◆ **SUPPLIED MATERIAL**
┄┄┄┄┄┄

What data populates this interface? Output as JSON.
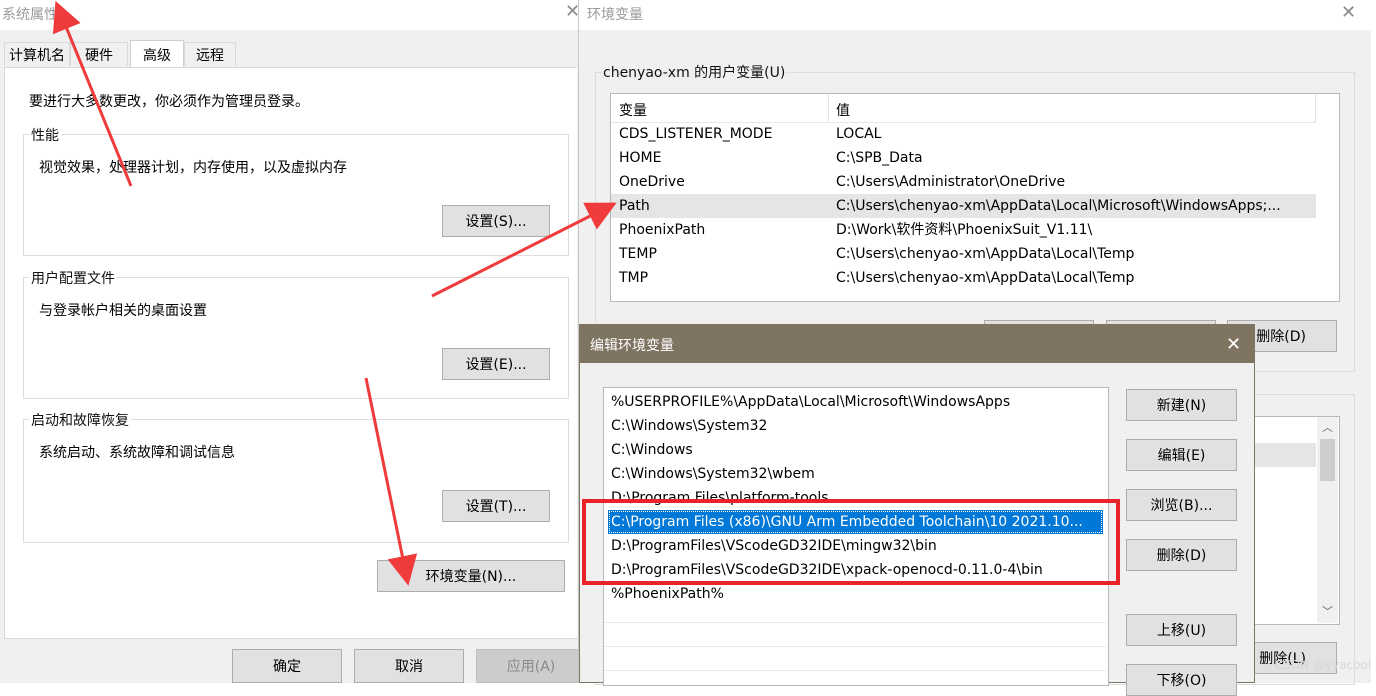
{
  "sysprops": {
    "title": "系统属性",
    "tabs": [
      "计算机名",
      "硬件",
      "高级",
      "远程"
    ],
    "admin_note": "要进行大多数更改，你必须作为管理员登录。",
    "performance": {
      "label": "性能",
      "desc": "视觉效果，处理器计划，内存使用，以及虚拟内存",
      "button": "设置(S)..."
    },
    "profiles": {
      "label": "用户配置文件",
      "desc": "与登录帐户相关的桌面设置",
      "button": "设置(E)..."
    },
    "startup": {
      "label": "启动和故障恢复",
      "desc": "系统启动、系统故障和调试信息",
      "button": "设置(T)..."
    },
    "env_button": "环境变量(N)...",
    "ok": "确定",
    "cancel": "取消",
    "apply": "应用(A)"
  },
  "envvars": {
    "title": "环境变量",
    "user_group_label": "chenyao-xm 的用户变量(U)",
    "columns": [
      "变量",
      "值"
    ],
    "rows": [
      {
        "name": "CDS_LISTENER_MODE",
        "value": "LOCAL"
      },
      {
        "name": "HOME",
        "value": "C:\\SPB_Data"
      },
      {
        "name": "OneDrive",
        "value": "C:\\Users\\Administrator\\OneDrive"
      },
      {
        "name": "Path",
        "value": "C:\\Users\\chenyao-xm\\AppData\\Local\\Microsoft\\WindowsApps;..."
      },
      {
        "name": "PhoenixPath",
        "value": "D:\\Work\\软件资料\\PhoenixSuit_V1.11\\"
      },
      {
        "name": "TEMP",
        "value": "C:\\Users\\chenyao-xm\\AppData\\Local\\Temp"
      },
      {
        "name": "TMP",
        "value": "C:\\Users\\chenyao-xm\\AppData\\Local\\Temp"
      }
    ],
    "user_delete_button": "删除(D)",
    "sys_delete_button": "删除(L)"
  },
  "editenv": {
    "title": "编辑环境变量",
    "items": [
      "%USERPROFILE%\\AppData\\Local\\Microsoft\\WindowsApps",
      "C:\\Windows\\System32",
      "C:\\Windows",
      "C:\\Windows\\System32\\wbem",
      "D:\\Program Files\\platform-tools",
      "C:\\Program Files (x86)\\GNU Arm Embedded Toolchain\\10 2021.10...",
      "D:\\ProgramFiles\\VScodeGD32IDE\\mingw32\\bin",
      "D:\\ProgramFiles\\VScodeGD32IDE\\xpack-openocd-0.11.0-4\\bin",
      "%PhoenixPath%"
    ],
    "buttons": {
      "new": "新建(N)",
      "edit": "编辑(E)",
      "browse": "浏览(B)...",
      "delete": "删除(D)",
      "up": "上移(U)",
      "down": "下移(O)"
    }
  },
  "watermark": "CSDN @yyacool",
  "colors": {
    "highlight_box": "#e8232a",
    "arrow": "#ef3b3b",
    "dialog_title_bg": "#7f7362",
    "selection": "#0078d7"
  }
}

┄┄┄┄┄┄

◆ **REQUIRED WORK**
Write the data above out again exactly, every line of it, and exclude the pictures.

◆ **RESPONSE TO THIS TASK**
What data populates this interface? Output as JSON.
{
  "sysprops": {
    "title": "系统属性",
    "tabs": [
      "计算机名",
      "硬件",
      "高级",
      "远程"
    ],
    "admin_note": "要进行大多数更改，你必须作为管理员登录。",
    "performance": {
      "label": "性能",
      "desc": "视觉效果，处理器计划，内存使用，以及虚拟内存",
      "button": "设置(S)..."
    },
    "profiles": {
      "label": "用户配置文件",
      "desc": "与登录帐户相关的桌面设置",
      "button": "设置(E)..."
    },
    "startup": {
      "label": "启动和故障恢复",
      "desc": "系统启动、系统故障和调试信息",
      "button": "设置(T)..."
    },
    "env_button": "环境变量(N)...",
    "ok": "确定",
    "cancel": "取消",
    "apply": "应用(A)"
  },
  "envvars": {
    "title": "环境变量",
    "user_group_label": "chenyao-xm 的用户变量(U)",
    "columns": [
      "变量",
      "值"
    ],
    "rows": [
      {
        "name": "CDS_LISTENER_MODE",
        "value": "LOCAL"
      },
      {
        "name": "HOME",
        "value": "C:\\SPB_Data"
      },
      {
        "name": "OneDrive",
        "value": "C:\\Users\\Administrator\\OneDrive"
      },
      {
        "name": "Path",
        "value": "C:\\Users\\chenyao-xm\\AppData\\Local\\Microsoft\\WindowsApps;..."
      },
      {
        "name": "PhoenixPath",
        "value": "D:\\Work\\软件资料\\PhoenixSuit_V1.11\\"
      },
      {
        "name": "TEMP",
        "value": "C:\\Users\\chenyao-xm\\AppData\\Local\\Temp"
      },
      {
        "name": "TMP",
        "value": "C:\\Users\\chenyao-xm\\AppData\\Local\\Temp"
      }
    ],
    "user_delete_button": "删除(D)",
    "sys_delete_button": "删除(L)"
  },
  "editenv": {
    "title": "编辑环境变量",
    "items": [
      "%USERPROFILE%\\AppData\\Local\\Microsoft\\WindowsApps",
      "C:\\Windows\\System32",
      "C:\\Windows",
      "C:\\Windows\\System32\\wbem",
      "D:\\Program Files\\platform-tools",
      "C:\\Program Files (x86)\\GNU Arm Embedded Toolchain\\10 2021.10...",
      "D:\\ProgramFiles\\VScodeGD32IDE\\mingw32\\bin",
      "D:\\ProgramFiles\\VScodeGD32IDE\\xpack-openocd-0.11.0-4\\bin",
      "%PhoenixPath%"
    ],
    "buttons": {
      "new": "新建(N)",
      "edit": "编辑(E)",
      "browse": "浏览(B)...",
      "delete": "删除(D)",
      "up": "上移(U)",
      "down": "下移(O)"
    }
  },
  "watermark": "CSDN @yyacool",
  "colors": {
    "highlight_box": "#e8232a",
    "arrow": "#ef3b3b",
    "dialog_title_bg": "#7f7362",
    "selection": "#0078d7"
  }
}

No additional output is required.